These are the most disparate and troubling provisions in the covenant, to which NGOs and states ought to give some thought before promoting its ratification. I am concerned that these differences in levels of protection will lead to the institutionalization of dual labor markets and social levels in which the benefits accorded some workers become dependent upon the relative exploitation of others, undocumented immigration becomes the norm, and illegal migrants are deprived of the full political, social, and cultural lives to which they are entitled as human beings.

Today’s international labor markets accommodate illegal migration and promote iniquitous treatment of such workers, treatment that would not be acceptable for legal immigrants or nationals. Rather than contribute to the “decommodification” of workers by helping to equalize the conditions of labor confronting different classes of workers around the world, this covenant could conceivably legally institutionalize and maintain such inequalities. Rather than expand the rights of all workers, it would rationalize the deprivation of rights endured by many. Under such conditions, undocumented immigration and continued abuses of migrant workers are perpetuated.

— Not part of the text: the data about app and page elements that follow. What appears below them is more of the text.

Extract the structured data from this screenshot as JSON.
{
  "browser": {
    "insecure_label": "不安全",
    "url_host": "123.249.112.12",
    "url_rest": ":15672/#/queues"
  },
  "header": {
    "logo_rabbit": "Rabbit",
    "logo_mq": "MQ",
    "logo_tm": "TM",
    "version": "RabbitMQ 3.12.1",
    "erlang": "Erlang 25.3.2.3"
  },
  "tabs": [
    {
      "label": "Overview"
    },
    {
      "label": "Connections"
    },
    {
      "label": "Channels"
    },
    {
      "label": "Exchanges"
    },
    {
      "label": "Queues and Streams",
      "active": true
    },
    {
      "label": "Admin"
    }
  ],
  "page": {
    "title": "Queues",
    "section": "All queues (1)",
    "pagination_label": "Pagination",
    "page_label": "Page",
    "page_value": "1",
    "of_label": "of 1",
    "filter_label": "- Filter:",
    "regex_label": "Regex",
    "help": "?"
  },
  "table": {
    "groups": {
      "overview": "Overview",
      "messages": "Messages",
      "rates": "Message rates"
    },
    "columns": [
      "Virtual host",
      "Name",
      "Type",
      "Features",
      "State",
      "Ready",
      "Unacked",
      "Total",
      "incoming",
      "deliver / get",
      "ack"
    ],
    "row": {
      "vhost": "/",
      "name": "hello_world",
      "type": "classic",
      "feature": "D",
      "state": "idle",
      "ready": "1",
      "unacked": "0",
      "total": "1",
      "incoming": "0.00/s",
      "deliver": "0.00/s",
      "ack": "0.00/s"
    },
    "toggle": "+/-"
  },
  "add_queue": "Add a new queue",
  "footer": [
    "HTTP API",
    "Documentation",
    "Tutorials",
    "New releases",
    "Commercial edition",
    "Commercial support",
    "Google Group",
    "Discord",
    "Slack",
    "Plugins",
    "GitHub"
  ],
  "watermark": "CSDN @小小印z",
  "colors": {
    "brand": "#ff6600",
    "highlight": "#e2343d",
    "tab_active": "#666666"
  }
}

I have one last concern regarding the relative status and strength of the nongovernment sectors within Asia and the United States and their different abilities to work autonomously upon such difficult issues as the protection of international workers. In its laws, the United States has a very unusual set of tax exemptions that encourages the public to contribute tax dollars to private philanthropic foundations that support NGOs, and directly to NGOs themselves, provided they do not use those exempted tax dollars to engage in electoral politics or lobbying for specific legislation. The phenomenon of tax-exempt organizations, which greatly strengthens the power of nongovernment groups in the United States, does not exist in most other countries.

This difference creates what might be seen as a priority or opportunity for U.S. government aid to developing as well as developed nations: through its aid programs the United States can support nongovernment agencies in Asia that could play a key role in advancing the protection of workers in cases where state governments do not adequately do so. But too often U.S. government policies and civil sector development initiatives are not in sync with one another, and such opportunities are unrecognized or rejected.

U.S. nongovernmental organizations have an opportunity and often the resources to collaborate with their Asian counterparts, and international human rights law can provide universal standards and goals of protection toward which they can jointly aspire. While it is to be hoped that a sharing of resources between nongovernmental organizations and government agencies would strengthen the contributions that NGOs can make to the protection of migrant workers, care must be given to assure that all classes of migrant workers buffeted from country to country by swirling market forces—including migrants and family members who are legally undocumented by states—receive those protections with the full and equal recognition of their humanity and rights. While I fully endorse a human rights approach to establishing equity within tumultuous global markets, civil society groups need to pay careful and critical attention to the implications of using particular international human rights standards to reach that goal.